ASSIGNMENT >>
Apart from the images, reproduce all of the data word for word.

Page and application data records
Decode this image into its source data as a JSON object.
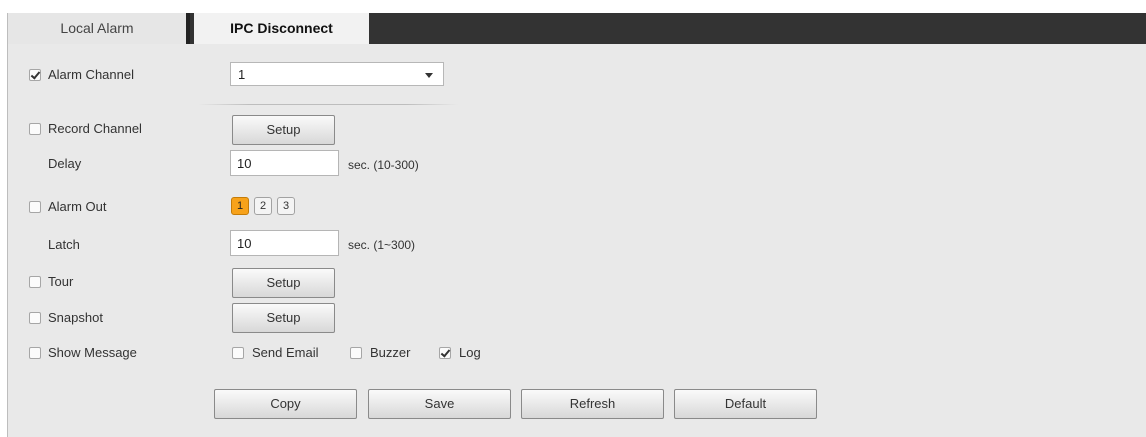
{
  "tabs": [
    {
      "label": "Local Alarm",
      "active": false
    },
    {
      "label": "IPC Disconnect",
      "active": true
    }
  ],
  "alarm_channel": {
    "label": "Alarm Channel",
    "checked": true,
    "value": "1"
  },
  "record_channel": {
    "label": "Record Channel",
    "checked": false,
    "button": "Setup"
  },
  "delay": {
    "label": "Delay",
    "value": "10",
    "unit": "sec. (10-300)"
  },
  "alarm_out": {
    "label": "Alarm Out",
    "checked": false,
    "outputs": [
      "1",
      "2",
      "3"
    ],
    "selected": "1"
  },
  "latch": {
    "label": "Latch",
    "value": "10",
    "unit": "sec. (1~300)"
  },
  "tour": {
    "label": "Tour",
    "checked": false,
    "button": "Setup"
  },
  "snapshot": {
    "label": "Snapshot",
    "checked": false,
    "button": "Setup"
  },
  "show_message": {
    "label": "Show Message",
    "checked": false
  },
  "send_email": {
    "label": "Send Email",
    "checked": false
  },
  "buzzer": {
    "label": "Buzzer",
    "checked": false
  },
  "log": {
    "label": "Log",
    "checked": true
  },
  "actions": {
    "copy": "Copy",
    "save": "Save",
    "refresh": "Refresh",
    "default": "Default"
  },
  "colors": {
    "tabbar": "#333333",
    "panel": "#e9e9e9",
    "highlight": "#f7a21a"
  }
}
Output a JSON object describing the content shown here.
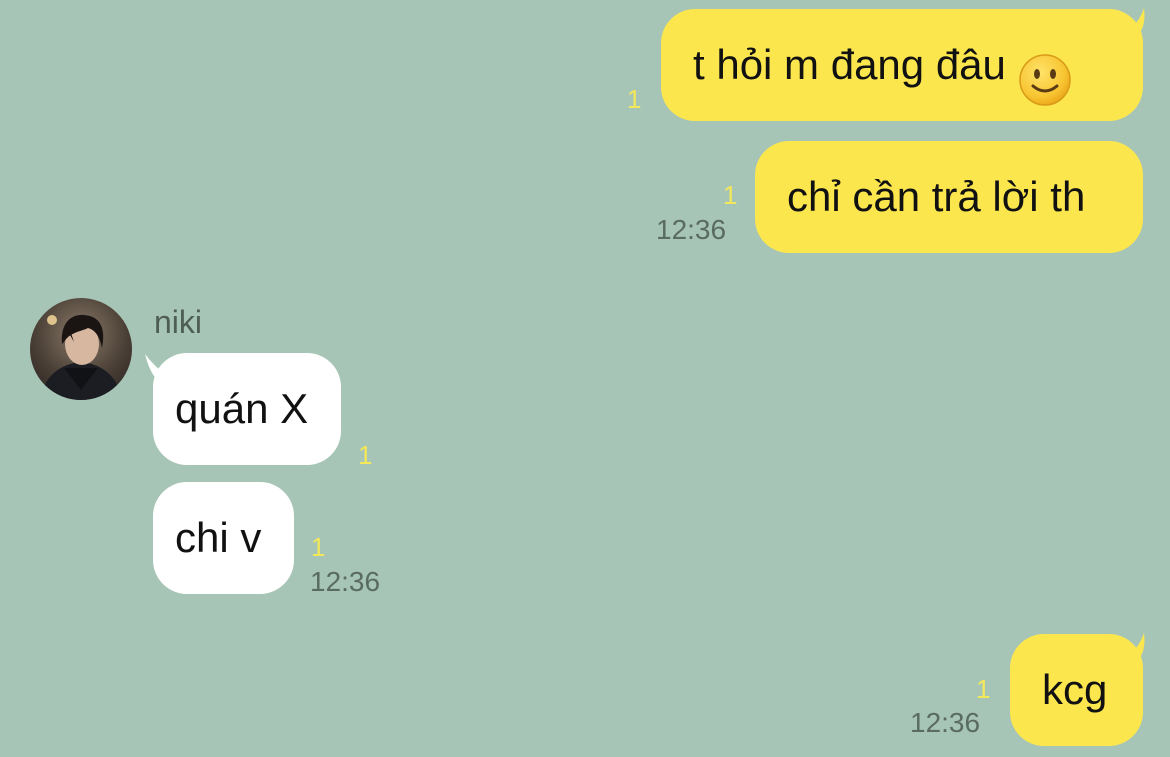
{
  "contact": {
    "name": "niki"
  },
  "messages": [
    {
      "direction": "outgoing",
      "text": "t hỏi m đang đâu",
      "emoji": "slightly-smiling-face",
      "unread": "1"
    },
    {
      "direction": "outgoing",
      "text": "chỉ cần trả lời th",
      "unread": "1",
      "time": "12:36"
    },
    {
      "direction": "incoming",
      "text": "quán X",
      "unread": "1"
    },
    {
      "direction": "incoming",
      "text": "chi v",
      "unread": "1",
      "time": "12:36"
    },
    {
      "direction": "outgoing",
      "text": "kcg",
      "unread": "1",
      "time": "12:36"
    }
  ],
  "colors": {
    "background": "#a7c5b6",
    "outgoing_bubble": "#fbe64e",
    "incoming_bubble": "#ffffff",
    "unread_count": "#f3e85a"
  }
}
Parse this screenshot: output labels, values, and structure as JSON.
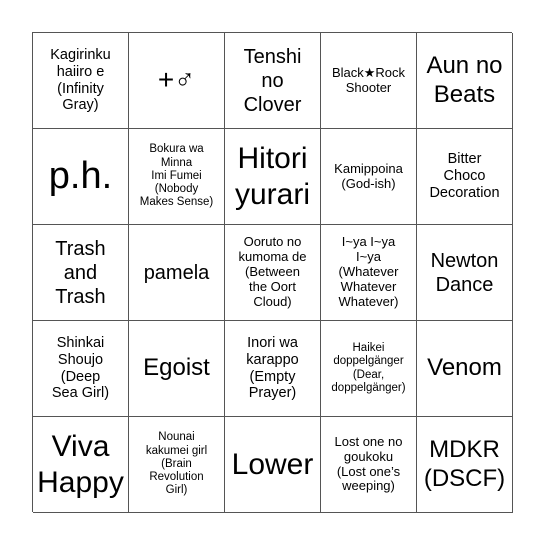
{
  "board": {
    "cells": [
      {
        "text": "Kagirinku\nhaiiro e\n(Infinity\nGray)",
        "size": "s2"
      },
      {
        "text": "+♂",
        "size": "s7"
      },
      {
        "text": "Tenshi\nno\nClover",
        "size": "s3"
      },
      {
        "text": "Black★Rock\nShooter",
        "size": "s1"
      },
      {
        "text": "Aun no\nBeats",
        "size": "s4"
      },
      {
        "text": "p.h.",
        "size": "s6"
      },
      {
        "text": "Bokura wa\nMinna\nImi Fumei\n(Nobody\nMakes Sense)",
        "size": "xs"
      },
      {
        "text": "Hitori\nyurari",
        "size": "s5"
      },
      {
        "text": "Kamippoina\n(God-ish)",
        "size": "s1"
      },
      {
        "text": "Bitter\nChoco\nDecoration",
        "size": "s2"
      },
      {
        "text": "Trash\nand\nTrash",
        "size": "s3"
      },
      {
        "text": "pamela",
        "size": "s3"
      },
      {
        "text": "Ooruto no\nkumoma de\n(Between\nthe Oort\nCloud)",
        "size": "s1"
      },
      {
        "text": "I~ya I~ya\nI~ya\n(Whatever\nWhatever\nWhatever)",
        "size": "s1"
      },
      {
        "text": "Newton\nDance",
        "size": "s3"
      },
      {
        "text": "Shinkai\nShoujo\n(Deep\nSea Girl)",
        "size": "s2"
      },
      {
        "text": "Egoist",
        "size": "s4"
      },
      {
        "text": "Inori wa\nkarappo\n(Empty\nPrayer)",
        "size": "s2"
      },
      {
        "text": "Haikei\ndoppelgänger\n(Dear,\ndoppelgänger)",
        "size": "xs"
      },
      {
        "text": "Venom",
        "size": "s4"
      },
      {
        "text": "Viva\nHappy",
        "size": "s5"
      },
      {
        "text": "Nounai\nkakumei girl\n(Brain\nRevolution\nGirl)",
        "size": "xs"
      },
      {
        "text": "Lower",
        "size": "s5"
      },
      {
        "text": "Lost one no\ngoukoku\n(Lost one’s\nweeping)",
        "size": "s1"
      },
      {
        "text": "MDKR\n(DSCF)",
        "size": "s4"
      }
    ]
  },
  "colors": {
    "grid_line": "#555555",
    "background": "#ffffff",
    "text": "#000000"
  }
}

PROBLEM SOLUTION >>
Decode this image into its source data as a JSON object.
{
  "tabs": [
    {
      "label": "Local Alarm",
      "active": false
    },
    {
      "label": "IPC Disconnect",
      "active": true
    }
  ],
  "alarm_channel": {
    "label": "Alarm Channel",
    "checked": true,
    "value": "1"
  },
  "record_channel": {
    "label": "Record Channel",
    "checked": false,
    "button": "Setup"
  },
  "delay": {
    "label": "Delay",
    "value": "10",
    "unit": "sec. (10-300)"
  },
  "alarm_out": {
    "label": "Alarm Out",
    "checked": false,
    "outputs": [
      "1",
      "2",
      "3"
    ],
    "selected": "1"
  },
  "latch": {
    "label": "Latch",
    "value": "10",
    "unit": "sec. (1~300)"
  },
  "tour": {
    "label": "Tour",
    "checked": false,
    "button": "Setup"
  },
  "snapshot": {
    "label": "Snapshot",
    "checked": false,
    "button": "Setup"
  },
  "show_message": {
    "label": "Show Message",
    "checked": false
  },
  "send_email": {
    "label": "Send Email",
    "checked": false
  },
  "buzzer": {
    "label": "Buzzer",
    "checked": false
  },
  "log": {
    "label": "Log",
    "checked": true
  },
  "actions": {
    "copy": "Copy",
    "save": "Save",
    "refresh": "Refresh",
    "default": "Default"
  },
  "colors": {
    "tabbar": "#333333",
    "panel": "#e9e9e9",
    "highlight": "#f7a21a"
  }
}
Output a JSON object describing the content shown here.
{
  "contact": {
    "name": "niki"
  },
  "messages": [
    {
      "direction": "outgoing",
      "text": "t hỏi m đang đâu",
      "emoji": "slightly-smiling-face",
      "unread": "1"
    },
    {
      "direction": "outgoing",
      "text": "chỉ cần trả lời th",
      "unread": "1",
      "time": "12:36"
    },
    {
      "direction": "incoming",
      "text": "quán X",
      "unread": "1"
    },
    {
      "direction": "incoming",
      "text": "chi v",
      "unread": "1",
      "time": "12:36"
    },
    {
      "direction": "outgoing",
      "text": "kcg",
      "unread": "1",
      "time": "12:36"
    }
  ],
  "colors": {
    "background": "#a7c5b6",
    "outgoing_bubble": "#fbe64e",
    "incoming_bubble": "#ffffff",
    "unread_count": "#f3e85a"
  }
}
Parse this screenshot: output labels, values, and structure as JSON.
{
  "board": {
    "cells": [
      {
        "text": "Kagirinku\nhaiiro e\n(Infinity\nGray)",
        "size": "s2"
      },
      {
        "text": "+♂",
        "size": "s7"
      },
      {
        "text": "Tenshi\nno\nClover",
        "size": "s3"
      },
      {
        "text": "Black★Rock\nShooter",
        "size": "s1"
      },
      {
        "text": "Aun no\nBeats",
        "size": "s4"
      },
      {
        "text": "p.h.",
        "size": "s6"
      },
      {
        "text": "Bokura wa\nMinna\nImi Fumei\n(Nobody\nMakes Sense)",
        "size": "xs"
      },
      {
        "text": "Hitori\nyurari",
        "size": "s5"
      },
      {
        "text": "Kamippoina\n(God-ish)",
        "size": "s1"
      },
      {
        "text": "Bitter\nChoco\nDecoration",
        "size": "s2"
      },
      {
        "text": "Trash\nand\nTrash",
        "size": "s3"
      },
      {
        "text": "pamela",
        "size": "s3"
      },
      {
        "text": "Ooruto no\nkumoma de\n(Between\nthe Oort\nCloud)",
        "size": "s1"
      },
      {
        "text": "I~ya I~ya\nI~ya\n(Whatever\nWhatever\nWhatever)",
        "size": "s1"
      },
      {
        "text": "Newton\nDance",
        "size": "s3"
      },
      {
        "text": "Shinkai\nShoujo\n(Deep\nSea Girl)",
        "size": "s2"
      },
      {
        "text": "Egoist",
        "size": "s4"
      },
      {
        "text": "Inori wa\nkarappo\n(Empty\nPrayer)",
        "size": "s2"
      },
      {
        "text": "Haikei\ndoppelgänger\n(Dear,\ndoppelgänger)",
        "size": "xs"
      },
      {
        "text": "Venom",
        "size": "s4"
      },
      {
        "text": "Viva\nHappy",
        "size": "s5"
      },
      {
        "text": "Nounai\nkakumei girl\n(Brain\nRevolution\nGirl)",
        "size": "xs"
      },
      {
        "text": "Lower",
        "size": "s5"
      },
      {
        "text": "Lost one no\ngoukoku\n(Lost one’s\nweeping)",
        "size": "s1"
      },
      {
        "text": "MDKR\n(DSCF)",
        "size": "s4"
      }
    ]
  },
  "colors": {
    "grid_line": "#555555",
    "background": "#ffffff",
    "text": "#000000"
  }
}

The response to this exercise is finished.